The Six Buildings, long lost to time, are a capstone in the beginning of the nation, as they once housed the Department of State.

The Six Buildings, located from 1205 to 2117 Pennsylvania Avenue NW, were an image of the early days of the Republic. Failed to be completed by James Greenleaf, the Six Buildings would be passed into the hands of Mr. Isaac Polock, who completed them and solidified their place in United States history as the home of many key historical figures and the Department of State. While they would be torn down in 1985, the legacy of the Six Buildings is long-standing. 

After their completion, the Six Buildings, which consisted of a row of three-story brick houses, would be home to the Navy Department and the Department of State from around 1795 to 1800. During this time, both John Marshall and then his successor James Madison would serve as the Secretary of State in the Six Buildings until the Department of State would move in 1801 to a public building closer to the White House. General Sam Houston, twice-elected president of the Republic of Texas after the battle of San Jacinto, would also reside at the Six Buildings. Houston would later serve as governor of and senator from the State of Texas. Other key figures who would find residence at the Six Buildings are General James Wilkinson, General and Chief of the Army in 1796, and John Francis Mercer, the first president of the Chesapeake & Ohio Canal Co

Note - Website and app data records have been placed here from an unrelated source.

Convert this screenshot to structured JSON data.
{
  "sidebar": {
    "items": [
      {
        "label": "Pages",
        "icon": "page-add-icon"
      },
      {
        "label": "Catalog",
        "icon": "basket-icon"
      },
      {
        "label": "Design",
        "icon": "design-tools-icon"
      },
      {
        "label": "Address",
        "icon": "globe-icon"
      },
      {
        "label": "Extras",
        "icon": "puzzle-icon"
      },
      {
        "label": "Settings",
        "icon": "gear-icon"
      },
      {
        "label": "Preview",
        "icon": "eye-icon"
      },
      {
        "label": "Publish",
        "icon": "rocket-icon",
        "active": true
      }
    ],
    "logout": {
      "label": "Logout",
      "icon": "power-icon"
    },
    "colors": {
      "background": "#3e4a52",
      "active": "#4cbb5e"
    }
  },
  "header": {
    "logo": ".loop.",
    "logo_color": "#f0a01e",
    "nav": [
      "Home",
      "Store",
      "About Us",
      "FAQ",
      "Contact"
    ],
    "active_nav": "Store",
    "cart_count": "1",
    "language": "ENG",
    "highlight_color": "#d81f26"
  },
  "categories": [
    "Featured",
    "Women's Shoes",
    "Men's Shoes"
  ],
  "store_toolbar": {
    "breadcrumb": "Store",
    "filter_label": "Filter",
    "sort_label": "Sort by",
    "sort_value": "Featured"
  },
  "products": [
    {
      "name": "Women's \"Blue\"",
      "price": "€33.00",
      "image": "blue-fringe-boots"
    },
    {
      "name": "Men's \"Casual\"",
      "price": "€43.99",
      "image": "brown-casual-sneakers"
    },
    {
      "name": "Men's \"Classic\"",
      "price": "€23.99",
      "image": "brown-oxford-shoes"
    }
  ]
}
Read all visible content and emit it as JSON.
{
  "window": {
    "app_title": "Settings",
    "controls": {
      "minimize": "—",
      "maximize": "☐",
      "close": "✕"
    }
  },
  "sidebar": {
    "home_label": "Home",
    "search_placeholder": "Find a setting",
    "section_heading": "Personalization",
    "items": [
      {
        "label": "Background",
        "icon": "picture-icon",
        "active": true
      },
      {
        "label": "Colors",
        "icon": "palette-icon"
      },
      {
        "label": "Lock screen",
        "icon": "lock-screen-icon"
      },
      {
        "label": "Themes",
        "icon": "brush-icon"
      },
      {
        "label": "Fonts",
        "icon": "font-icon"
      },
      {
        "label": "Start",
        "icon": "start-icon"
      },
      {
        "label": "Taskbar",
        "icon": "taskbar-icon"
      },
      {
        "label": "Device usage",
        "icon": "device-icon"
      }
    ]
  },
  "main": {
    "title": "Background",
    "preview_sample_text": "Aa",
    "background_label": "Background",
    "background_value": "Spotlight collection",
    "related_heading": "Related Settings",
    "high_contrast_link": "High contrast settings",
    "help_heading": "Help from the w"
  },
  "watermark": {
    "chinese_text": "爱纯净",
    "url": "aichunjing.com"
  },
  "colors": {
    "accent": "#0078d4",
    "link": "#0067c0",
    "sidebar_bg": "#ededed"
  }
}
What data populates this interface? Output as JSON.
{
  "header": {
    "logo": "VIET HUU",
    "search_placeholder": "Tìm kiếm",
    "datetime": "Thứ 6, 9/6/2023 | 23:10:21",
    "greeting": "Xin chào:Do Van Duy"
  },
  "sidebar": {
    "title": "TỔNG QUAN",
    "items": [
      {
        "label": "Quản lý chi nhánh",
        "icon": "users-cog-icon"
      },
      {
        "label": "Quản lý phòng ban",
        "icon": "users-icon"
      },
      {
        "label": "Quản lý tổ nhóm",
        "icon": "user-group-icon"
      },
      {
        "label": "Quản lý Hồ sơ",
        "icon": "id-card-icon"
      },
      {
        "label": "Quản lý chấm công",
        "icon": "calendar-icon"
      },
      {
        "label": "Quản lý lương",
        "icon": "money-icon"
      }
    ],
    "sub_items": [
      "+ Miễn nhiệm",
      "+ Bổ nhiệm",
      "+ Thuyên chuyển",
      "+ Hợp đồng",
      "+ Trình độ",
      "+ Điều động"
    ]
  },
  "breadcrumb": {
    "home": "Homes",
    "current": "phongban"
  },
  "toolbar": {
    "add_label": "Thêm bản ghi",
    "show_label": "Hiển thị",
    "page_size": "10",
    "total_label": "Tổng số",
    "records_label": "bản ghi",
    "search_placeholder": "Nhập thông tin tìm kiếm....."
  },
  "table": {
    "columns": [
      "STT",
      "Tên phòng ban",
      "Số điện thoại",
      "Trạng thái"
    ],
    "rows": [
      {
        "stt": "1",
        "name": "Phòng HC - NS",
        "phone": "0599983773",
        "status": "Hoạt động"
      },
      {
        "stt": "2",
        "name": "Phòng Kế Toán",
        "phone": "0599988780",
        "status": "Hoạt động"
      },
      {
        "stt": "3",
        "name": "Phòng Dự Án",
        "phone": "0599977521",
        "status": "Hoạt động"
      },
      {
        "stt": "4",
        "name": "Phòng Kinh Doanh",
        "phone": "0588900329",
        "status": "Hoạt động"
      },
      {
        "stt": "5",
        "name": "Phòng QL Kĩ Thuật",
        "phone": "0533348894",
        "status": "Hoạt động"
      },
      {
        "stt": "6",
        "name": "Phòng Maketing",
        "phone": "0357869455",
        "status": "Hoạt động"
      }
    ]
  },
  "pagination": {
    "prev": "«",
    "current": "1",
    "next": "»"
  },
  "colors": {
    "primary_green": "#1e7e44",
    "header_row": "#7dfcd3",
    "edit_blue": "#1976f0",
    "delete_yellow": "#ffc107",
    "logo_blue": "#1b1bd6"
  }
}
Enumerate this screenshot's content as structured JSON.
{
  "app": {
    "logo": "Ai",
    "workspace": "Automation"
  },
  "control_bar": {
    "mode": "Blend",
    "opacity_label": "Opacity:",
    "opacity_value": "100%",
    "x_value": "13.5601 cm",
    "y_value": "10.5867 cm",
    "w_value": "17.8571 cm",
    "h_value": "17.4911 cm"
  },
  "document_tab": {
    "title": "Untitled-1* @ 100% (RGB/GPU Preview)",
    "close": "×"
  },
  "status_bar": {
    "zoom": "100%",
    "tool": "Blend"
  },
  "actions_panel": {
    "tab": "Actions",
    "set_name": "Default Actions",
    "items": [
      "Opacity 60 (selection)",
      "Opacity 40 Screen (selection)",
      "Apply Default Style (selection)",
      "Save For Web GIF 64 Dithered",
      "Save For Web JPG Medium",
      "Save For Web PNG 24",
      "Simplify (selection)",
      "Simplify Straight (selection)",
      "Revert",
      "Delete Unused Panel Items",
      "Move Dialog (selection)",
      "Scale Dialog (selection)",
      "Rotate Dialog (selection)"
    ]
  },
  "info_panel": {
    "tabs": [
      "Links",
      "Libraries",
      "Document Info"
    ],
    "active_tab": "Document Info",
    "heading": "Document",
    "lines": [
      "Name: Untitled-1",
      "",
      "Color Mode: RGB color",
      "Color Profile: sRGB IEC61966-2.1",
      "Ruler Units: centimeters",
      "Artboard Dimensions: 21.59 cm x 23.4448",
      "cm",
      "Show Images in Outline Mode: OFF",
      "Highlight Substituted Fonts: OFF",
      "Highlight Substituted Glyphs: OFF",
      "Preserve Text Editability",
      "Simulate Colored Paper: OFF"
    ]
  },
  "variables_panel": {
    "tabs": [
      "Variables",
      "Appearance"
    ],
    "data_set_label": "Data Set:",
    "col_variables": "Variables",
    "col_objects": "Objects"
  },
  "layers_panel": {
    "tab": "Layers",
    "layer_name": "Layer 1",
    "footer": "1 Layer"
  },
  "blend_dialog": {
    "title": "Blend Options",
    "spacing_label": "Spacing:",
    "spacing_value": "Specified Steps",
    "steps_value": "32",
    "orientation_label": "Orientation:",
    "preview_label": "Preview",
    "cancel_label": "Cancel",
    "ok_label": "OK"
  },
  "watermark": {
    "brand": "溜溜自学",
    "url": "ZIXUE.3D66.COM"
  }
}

The Six Buildings were demolished in 1985. Today, the World Bank’s International Finance Corporation is located on this block.

DC Inventory: November 8, 1964 (Joint Committee on Landmarks) (Omitted from list: July 24, 1968)



2105-2117 Pennsylvania Avenue NW